[INSTRUCTIONS TO FOLLOW]:
Check every line of the data below for the word "Erika" and say how many have it, without further comment.

------ MATERIAL FOR THIS EXERCISE ------

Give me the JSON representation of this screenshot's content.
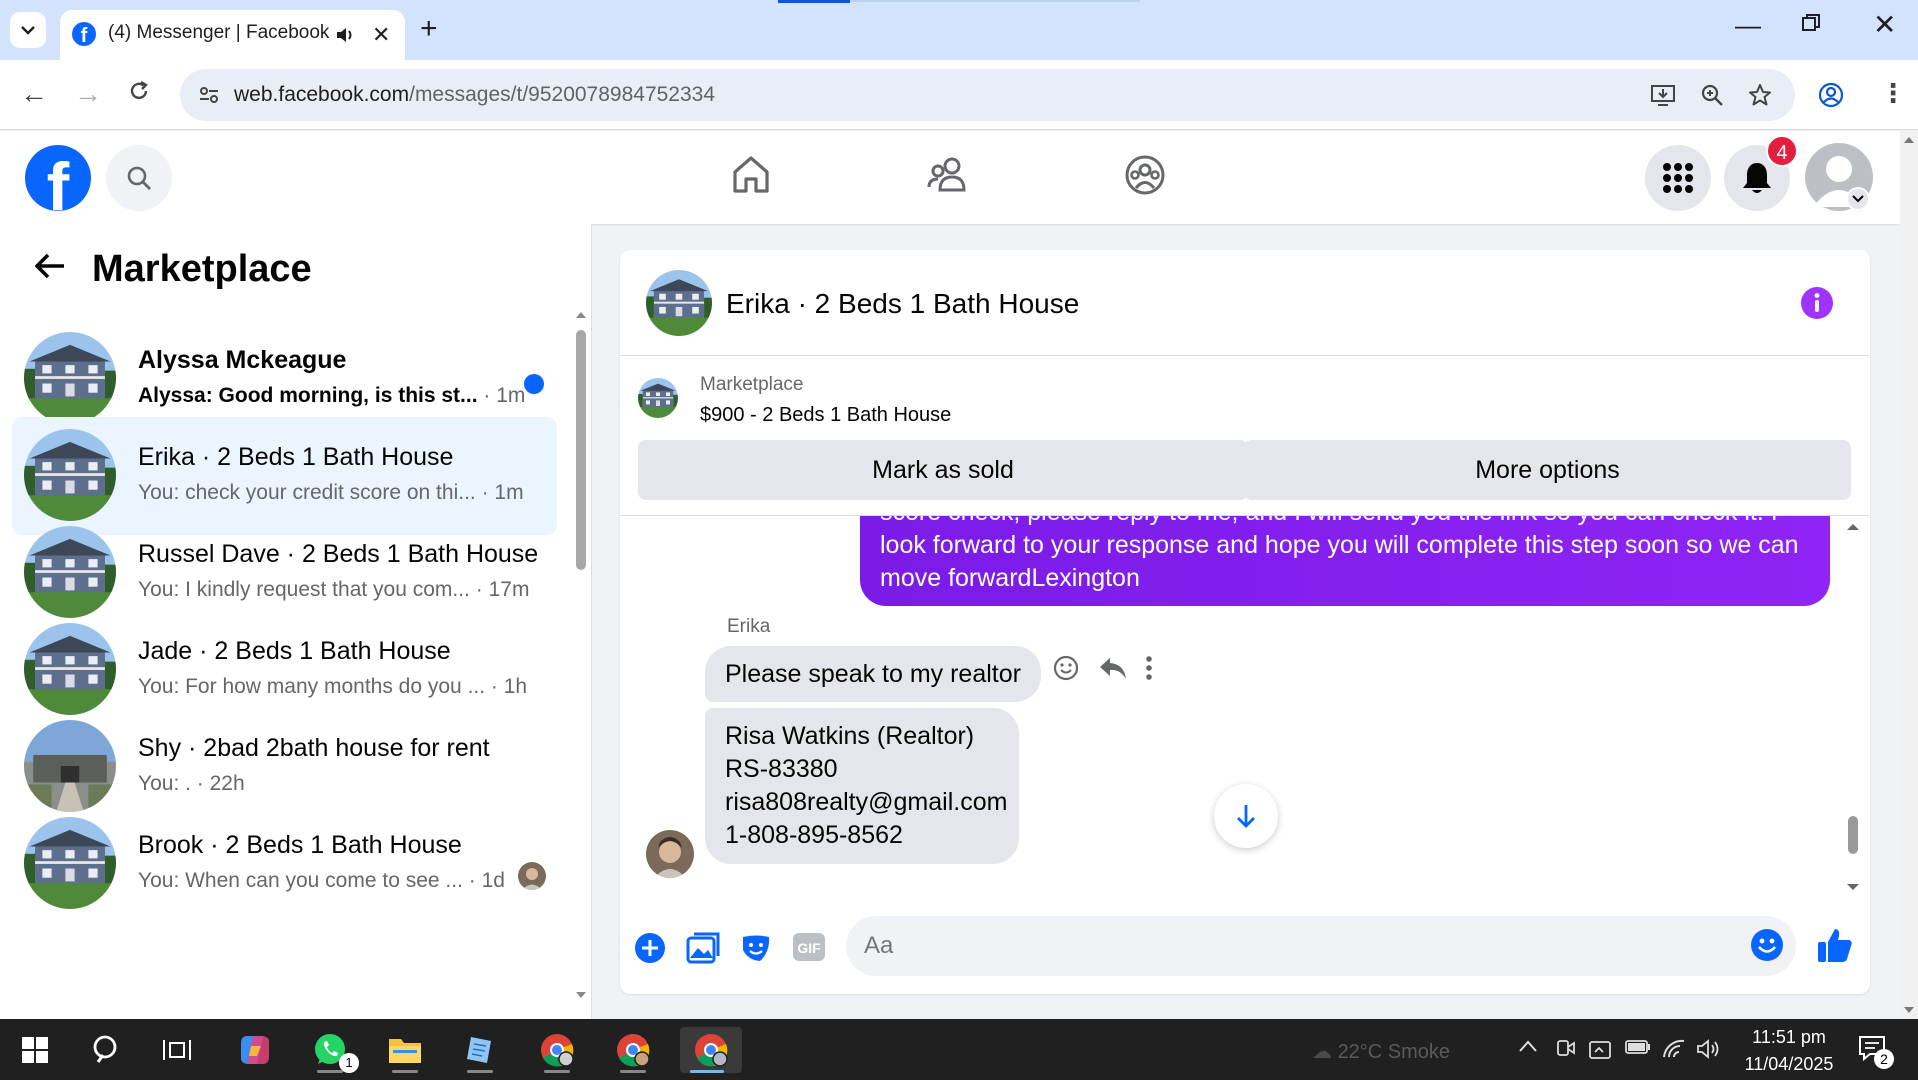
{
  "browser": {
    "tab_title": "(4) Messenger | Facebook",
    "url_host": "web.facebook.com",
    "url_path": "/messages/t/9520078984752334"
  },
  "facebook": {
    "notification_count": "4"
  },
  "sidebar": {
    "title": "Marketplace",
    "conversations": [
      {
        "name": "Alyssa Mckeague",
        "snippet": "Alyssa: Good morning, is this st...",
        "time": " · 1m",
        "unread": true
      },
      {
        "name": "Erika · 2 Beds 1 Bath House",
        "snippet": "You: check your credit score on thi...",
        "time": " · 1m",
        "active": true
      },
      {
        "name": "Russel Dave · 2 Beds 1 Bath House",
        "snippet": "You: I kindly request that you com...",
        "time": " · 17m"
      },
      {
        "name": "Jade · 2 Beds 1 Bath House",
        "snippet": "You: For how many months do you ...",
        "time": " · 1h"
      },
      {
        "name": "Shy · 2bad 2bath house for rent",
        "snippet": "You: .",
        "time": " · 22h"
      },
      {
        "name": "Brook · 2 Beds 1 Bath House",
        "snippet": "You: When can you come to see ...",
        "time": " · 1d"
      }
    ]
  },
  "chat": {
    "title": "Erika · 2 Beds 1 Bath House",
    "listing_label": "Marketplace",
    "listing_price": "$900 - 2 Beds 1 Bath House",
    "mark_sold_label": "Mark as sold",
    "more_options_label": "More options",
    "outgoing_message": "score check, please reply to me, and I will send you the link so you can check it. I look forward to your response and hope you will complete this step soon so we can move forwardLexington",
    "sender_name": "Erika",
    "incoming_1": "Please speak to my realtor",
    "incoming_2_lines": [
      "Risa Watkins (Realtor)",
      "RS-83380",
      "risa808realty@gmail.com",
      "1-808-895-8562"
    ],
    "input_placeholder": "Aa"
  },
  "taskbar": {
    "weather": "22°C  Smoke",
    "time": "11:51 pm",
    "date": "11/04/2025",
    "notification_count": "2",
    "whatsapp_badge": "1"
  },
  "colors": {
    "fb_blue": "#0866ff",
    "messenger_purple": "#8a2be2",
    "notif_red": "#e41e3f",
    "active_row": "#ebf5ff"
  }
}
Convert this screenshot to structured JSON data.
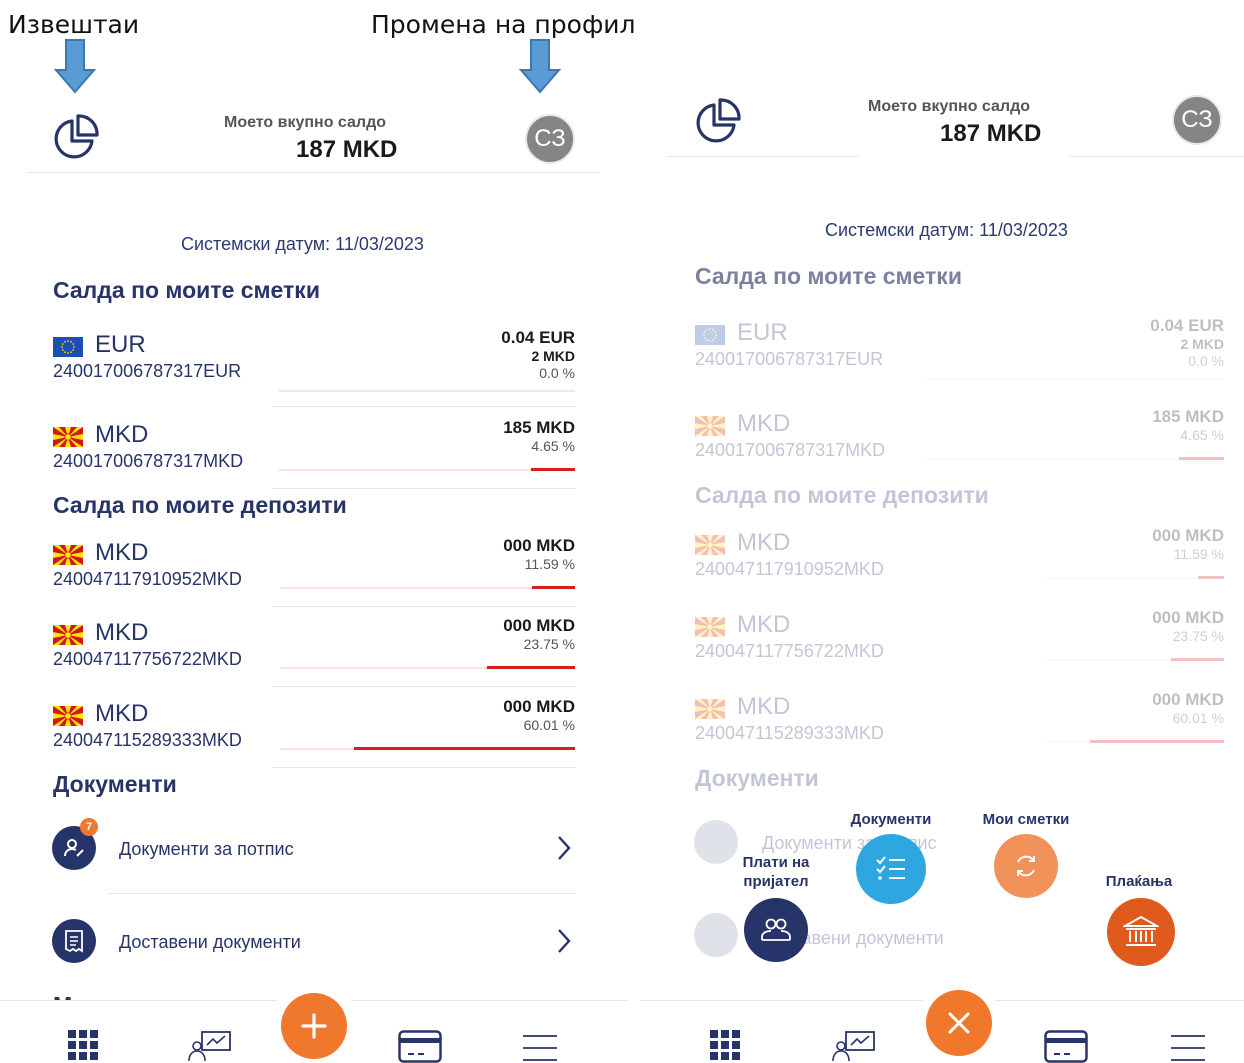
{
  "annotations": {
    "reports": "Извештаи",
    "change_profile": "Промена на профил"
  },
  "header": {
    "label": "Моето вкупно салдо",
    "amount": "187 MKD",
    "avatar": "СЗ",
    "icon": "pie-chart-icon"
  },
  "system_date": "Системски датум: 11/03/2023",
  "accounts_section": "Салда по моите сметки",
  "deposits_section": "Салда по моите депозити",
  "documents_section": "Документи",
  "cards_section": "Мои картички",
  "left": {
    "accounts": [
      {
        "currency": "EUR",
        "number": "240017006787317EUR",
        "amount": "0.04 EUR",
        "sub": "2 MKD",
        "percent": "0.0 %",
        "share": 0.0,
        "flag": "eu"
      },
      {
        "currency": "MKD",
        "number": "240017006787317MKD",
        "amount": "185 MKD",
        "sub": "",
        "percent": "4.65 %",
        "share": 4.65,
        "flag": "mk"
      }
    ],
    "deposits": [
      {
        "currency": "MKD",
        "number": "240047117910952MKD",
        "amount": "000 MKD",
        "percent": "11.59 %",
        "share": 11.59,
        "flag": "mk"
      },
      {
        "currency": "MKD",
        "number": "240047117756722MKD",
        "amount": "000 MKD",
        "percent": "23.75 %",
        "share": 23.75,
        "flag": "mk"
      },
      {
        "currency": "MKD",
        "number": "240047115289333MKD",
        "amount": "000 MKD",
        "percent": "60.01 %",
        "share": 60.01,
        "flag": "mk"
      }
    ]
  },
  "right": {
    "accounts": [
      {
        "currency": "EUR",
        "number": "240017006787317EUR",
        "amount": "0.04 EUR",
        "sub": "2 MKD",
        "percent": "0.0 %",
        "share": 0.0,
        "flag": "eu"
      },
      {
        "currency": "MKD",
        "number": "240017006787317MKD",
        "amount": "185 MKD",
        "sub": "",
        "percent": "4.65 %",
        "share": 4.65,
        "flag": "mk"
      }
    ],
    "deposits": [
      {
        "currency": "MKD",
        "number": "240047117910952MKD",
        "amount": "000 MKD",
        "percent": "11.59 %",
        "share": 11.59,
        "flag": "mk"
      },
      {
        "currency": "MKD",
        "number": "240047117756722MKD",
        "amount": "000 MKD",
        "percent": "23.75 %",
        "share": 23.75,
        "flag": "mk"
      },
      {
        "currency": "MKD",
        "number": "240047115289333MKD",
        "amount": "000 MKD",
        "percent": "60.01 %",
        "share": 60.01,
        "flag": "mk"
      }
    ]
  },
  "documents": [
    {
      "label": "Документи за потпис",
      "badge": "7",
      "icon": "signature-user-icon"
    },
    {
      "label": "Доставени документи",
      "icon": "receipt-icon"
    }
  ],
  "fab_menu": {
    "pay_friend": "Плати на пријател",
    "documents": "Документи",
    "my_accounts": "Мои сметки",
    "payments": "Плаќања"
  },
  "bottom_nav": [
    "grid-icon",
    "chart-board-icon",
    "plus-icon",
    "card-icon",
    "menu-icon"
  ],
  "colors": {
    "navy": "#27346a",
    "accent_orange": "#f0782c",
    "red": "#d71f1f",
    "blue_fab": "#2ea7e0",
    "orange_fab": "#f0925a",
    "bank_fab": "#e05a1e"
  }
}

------

[SOLUTION]:
3